We built the Sukkah.
Our friend Z came over - he's very tall, which makes him useful for this sort of thing - and we got our succah out of our landlady's garage - moving aside ancient bicycles and so on - and the three of us built it. Okay, I mostly commented until I found something I could do, but watching them was fun.
To recap, a succah, a tabernacle, is a structure that has four walls made of pretty much any materials, so long as they are complete walls (doors and windows as necessary, and a roof made of wood or bamboo or some other similar material such that the stars would be visible through it and rain can come through.
Also, it cannot be under a tree or another structure (like a solid roof or a canopy or the balcony for the apartment above.) It must be completely open to the sky. During the week of Sukkot, the Festival of Tabernacles, one is supposed to "dwell" there. And, yes, there are people who sleep in their sukkot. But mostly, it means that one must eat there - at least the men, and at least the festive meals and meals with bread or crackers. When it's not raining. Cannot eat there in the rain. Some people put tarps or even elaborate covers on pulleys over their sukkot when it rains, but that doesn't make them livable. It makes them illegal (which these people know. They're just protecting their furniture, decorations and roofing material.)
It's late this year. I predict we'll be eating in coats by the end.
And my neighborhood looks like a shanty town - sukkot are springing up everywhere - in front yards and back yards and side yards, on balconies and terraces and rooftops and sidewalks, and on driveways. Many are designed to attach to house walls (perfectly legal), or to incorporate a door to facilitate food serving. This is especially useful on Shabbat so as to avoid carrying in a public place. Last year, we had Shabbat dinner with friends who could not use their side door, so they built their succah by their bedroom and shuttled food through the windows. As we A. hold by the local eruv and B. believe that the fences and gates on our property comprise a kosher eruv by themselves, we are not concerned.
And they're made of boards, or fiberglass panels, or canvas and pipes, or canvas and wooden poles, or old doors, or paneling, or, like ours, out of nylon tenting and metal poles, and they use bamboo poles or cedar branches or reed mats (us, again), as the schach, the roofing material. And inside, they're decorated. We use prefab decorations that came with the succah, but people with kids have the best - things their kids made in school. Paper chains, laminated crayon drawings, little posters, papier mache. Whatever.

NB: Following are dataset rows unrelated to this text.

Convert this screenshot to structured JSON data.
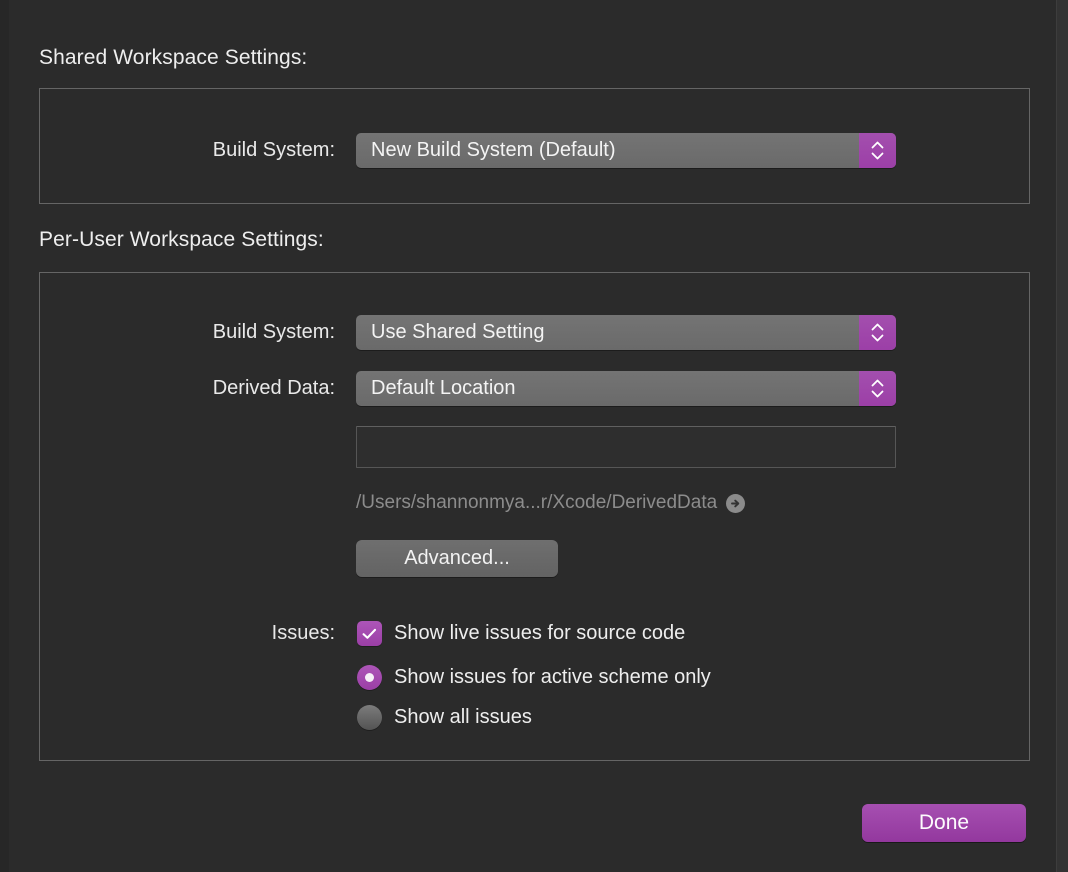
{
  "sections": {
    "shared": {
      "header": "Shared Workspace Settings:",
      "build_system": {
        "label": "Build System:",
        "value": "New Build System (Default)"
      }
    },
    "per_user": {
      "header": "Per-User Workspace Settings:",
      "build_system": {
        "label": "Build System:",
        "value": "Use Shared Setting"
      },
      "derived_data": {
        "label": "Derived Data:",
        "value": "Default Location",
        "custom_path_field_value": "",
        "custom_path_field_placeholder": "",
        "resolved_path": "/Users/shannonmya...r/Xcode/DerivedData"
      },
      "advanced_button": "Advanced...",
      "issues": {
        "label": "Issues:",
        "live_issues": {
          "label": "Show live issues for source code",
          "checked": true
        },
        "scope_options": [
          {
            "label": "Show issues for active scheme only",
            "selected": true
          },
          {
            "label": "Show all issues",
            "selected": false
          }
        ]
      }
    }
  },
  "footer": {
    "done_button": "Done"
  },
  "colors": {
    "accent_purple": "#9c3fa7",
    "window_background": "#2b2b2b",
    "panel_border": "#656565",
    "control_gray": "#6a6a6a",
    "muted_text": "#8c8c8c"
  },
  "icons": {
    "stepper_up": "chevron-up-icon",
    "stepper_down": "chevron-down-icon",
    "reveal": "arrow-right-circle-icon",
    "checkmark": "checkmark-icon"
  }
}
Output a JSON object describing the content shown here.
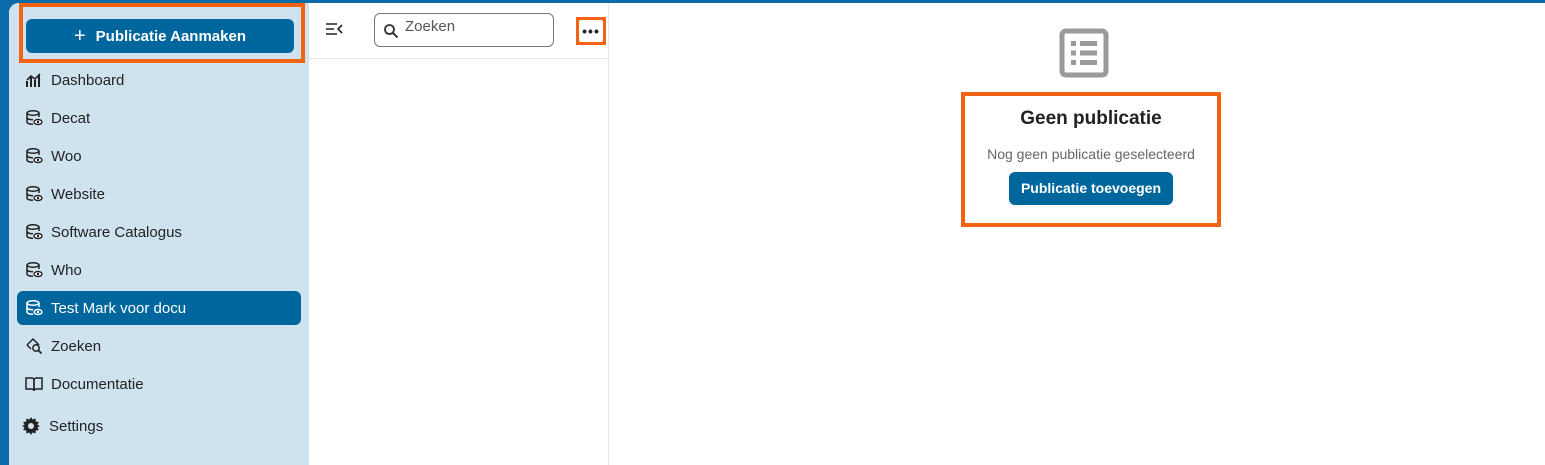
{
  "sidebar": {
    "create_label": "Publicatie Aanmaken",
    "items": [
      {
        "label": "Dashboard",
        "icon": "chart-icon"
      },
      {
        "label": "Decat",
        "icon": "database-eye-icon"
      },
      {
        "label": "Woo",
        "icon": "database-eye-icon"
      },
      {
        "label": "Website",
        "icon": "database-eye-icon"
      },
      {
        "label": "Software Catalogus",
        "icon": "database-eye-icon"
      },
      {
        "label": "Who",
        "icon": "database-eye-icon"
      },
      {
        "label": "Test Mark voor docu",
        "icon": "database-eye-icon",
        "active": true
      },
      {
        "label": "Zoeken",
        "icon": "search-zoom-icon"
      },
      {
        "label": "Documentatie",
        "icon": "book-icon"
      }
    ],
    "settings_label": "Settings"
  },
  "list": {
    "search_placeholder": "Zoeken",
    "more_label": "•••"
  },
  "main": {
    "empty_title": "Geen publicatie",
    "empty_subtitle": "Nog geen publicatie geselecteerd",
    "add_button": "Publicatie toevoegen"
  },
  "colors": {
    "brand": "#00679e",
    "sidebar_bg": "#cfe3ef",
    "highlight": "#f06414"
  }
}
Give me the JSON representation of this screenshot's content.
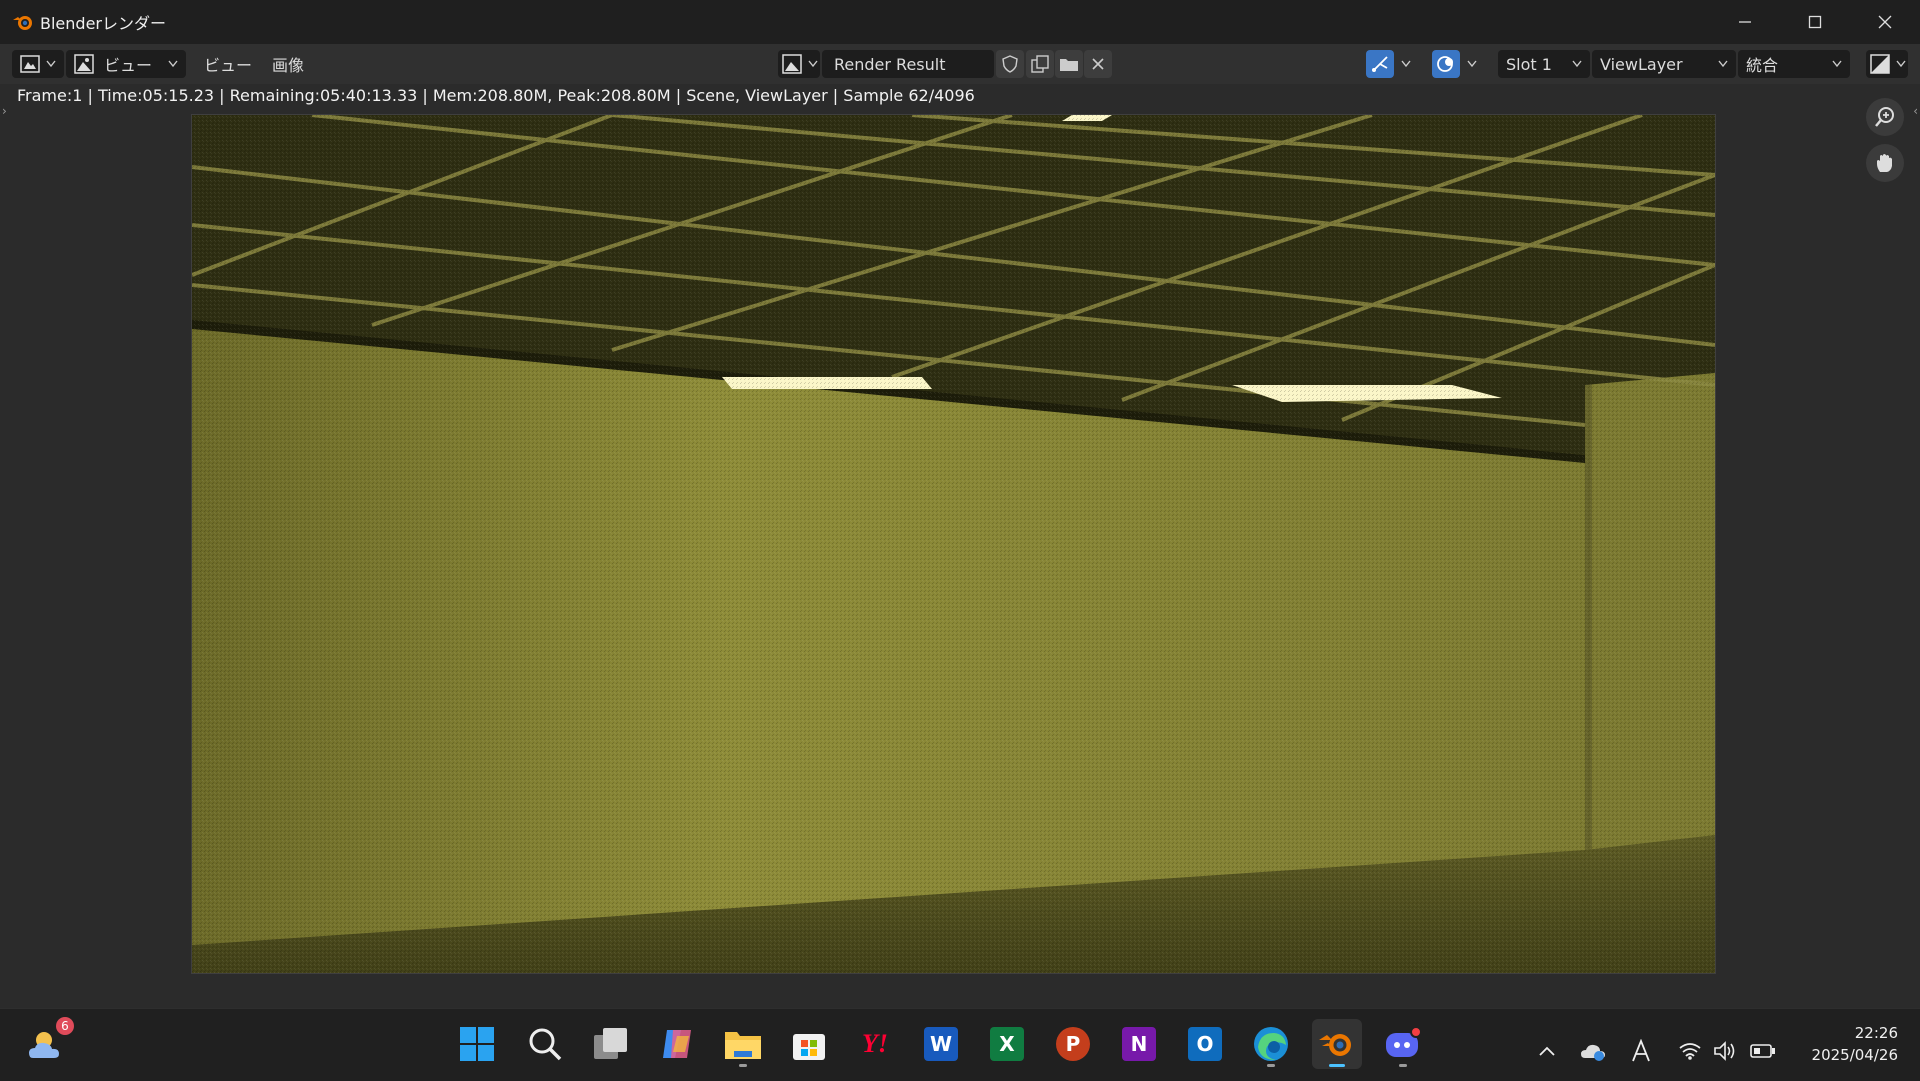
{
  "window": {
    "title": "Blenderレンダー"
  },
  "header": {
    "editor_type_icon": "image-editor-icon",
    "view_menu_dropdown": "ビュー",
    "view_menu": "ビュー",
    "image_menu": "画像",
    "image_name": "Render Result",
    "slot": "Slot 1",
    "view_layer": "ViewLayer",
    "render_pass": "統合"
  },
  "status": {
    "text": "Frame:1 | Time:05:15.23 | Remaining:05:40:13.33 | Mem:208.80M, Peak:208.80M | Scene, ViewLayer | Sample 62/4096"
  },
  "render": {
    "description_colors": {
      "ceiling": "#2a2a10",
      "wall": "#8c8a35",
      "floor": "#4f4d1e",
      "light": "#fbf6c8"
    }
  },
  "taskbar": {
    "weather_badge": "6",
    "apps": [
      {
        "name": "start-icon"
      },
      {
        "name": "search-icon"
      },
      {
        "name": "task-view-icon"
      },
      {
        "name": "copilot-icon"
      },
      {
        "name": "file-explorer-icon"
      },
      {
        "name": "store-icon"
      },
      {
        "name": "yahoo-icon",
        "label": "Y!"
      },
      {
        "name": "word-icon",
        "label": "W"
      },
      {
        "name": "excel-icon",
        "label": "X"
      },
      {
        "name": "powerpoint-icon",
        "label": "P"
      },
      {
        "name": "onenote-icon",
        "label": "N"
      },
      {
        "name": "outlook-icon",
        "label": "O"
      },
      {
        "name": "edge-icon"
      },
      {
        "name": "blender-icon"
      },
      {
        "name": "discord-icon"
      }
    ],
    "time": "22:26",
    "date": "2025/04/26"
  }
}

Jonathan bought a couple of bunches of plastic grapes from the sons of a friend of ours, to help support their yeshiva. Because the street vendors are out, selling decorations and selling the Four Species - Citrons, and palm, willow and myrtle branches. Every man over thirteen should have them, and while most women just borrow their husband's or sons', some of us have our own. :) I always do. And if a man doesn't, he can borrow from someone else.
Citrons smell like heaven.
So, ours is a prefab succah. Metal poles that lock together and a nylon tent that ties and velcros around the four sides, and a reed mat resting on two wooden twobyfours. It came with three, but we gave one away. It took forty minutes for the two men, plus me doing extra velcros. I like the engineering - twelve of the poles make a cube, and then there are three more to stablize it around three sides, leaving one long side of the 6x8' structure open. Once it's together, it's very stable. And the only tools needed were a chair to stand on and a rubber mallet. And it's big enough for a small table and four chairs and a tv table, so we can have two guests.
And then I invited Z to dinner, and made a green bean-portobello mushroom-tofu stirfry.
Edited to remove silly line I left in